Muilenburg gave his statement on the “What’s Next” conference held in Chicago, posing as a fierce competitor to Elon Musk and his private spaceflight company SpaceX. His confidence comes from the fact that Boeing is one of the historical leaders in spaceflight. It was one of the first companies that NASA reached out to since the agency was conceived amid the Cold War.
Boeing and SpaceX’s race to Mars
Boeing is responsible for building the S-IC stage of the Saturn V rocket, used to support the Apollo program for the exploration of the moon. The Saturn V is still the largest and most powerful rocket ever to be put in operation, being able to carry over 300,000 pounds of cargo. But in fact, the rocket was built cooperatively by IBM, North American Aviation, and the Douglas Aircraft Company.

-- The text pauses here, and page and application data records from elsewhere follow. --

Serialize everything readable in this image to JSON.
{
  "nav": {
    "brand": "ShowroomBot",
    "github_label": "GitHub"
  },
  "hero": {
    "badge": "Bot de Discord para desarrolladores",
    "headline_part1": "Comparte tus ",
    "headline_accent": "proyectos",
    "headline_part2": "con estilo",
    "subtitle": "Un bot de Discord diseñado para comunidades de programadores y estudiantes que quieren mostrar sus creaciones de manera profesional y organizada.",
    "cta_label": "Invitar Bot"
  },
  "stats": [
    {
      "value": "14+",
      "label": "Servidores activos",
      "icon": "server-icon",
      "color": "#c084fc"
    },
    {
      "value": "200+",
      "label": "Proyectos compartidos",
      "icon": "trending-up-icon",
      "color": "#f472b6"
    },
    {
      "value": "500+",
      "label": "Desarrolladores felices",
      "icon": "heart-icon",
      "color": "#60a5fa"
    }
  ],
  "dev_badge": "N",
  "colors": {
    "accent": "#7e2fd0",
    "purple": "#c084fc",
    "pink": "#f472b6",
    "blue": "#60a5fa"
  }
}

A journey to Mars takes approximately six months or 80 days, bearing in mind current theories and developments concerning refueling plans and advances. Astronauts will be subjected to intense physical strain and radiation exposure, something that has yet not been tackled by spaceflight entrepreneurs Muilenburg and Musk.
Musk has already promised that a ticket to Mars would cost around $200,000 per person, which is comparable to the cost of a small house in the United States, but a relatively affordable price for business magnates with hefty pockets. Musk plans to send at least 100 humans per journey to establish the first Martian colonies, planning to do so by 2024.
NASA, on the other hand, has plans of sending a manned mission to Mars by 2030. Because Muilenburg assures that Boeing will beat SpaceX on the way to Mars, it’s because either Musk’s estimates are off or Boeing will develop the rocket that will carry the first NASA astronauts to arrive on Mars.
Musk likes to create expectations about his plans, even if they are not feasible. He promised to put people in space as soon as 2014, but scheduling has been postponed, and he now plans to launch manned flights by 2018. The same occurs with SpaceX’s most advanced rocket, the Falcon Heavy, which has not yet been launched, perhaps due to the recent explosion that pushed Musk to resort to spaceflight agencies and Twitter for support.
The difference between Boeing and other SpaceX competitors is that Boeing is already enjoying contracts with NASA, which may be an indicator of where investors should place their chips if they intend on cashing in on the first company to put a human on another planet; something that would set a before and after in the history of aeronautics and science altogether.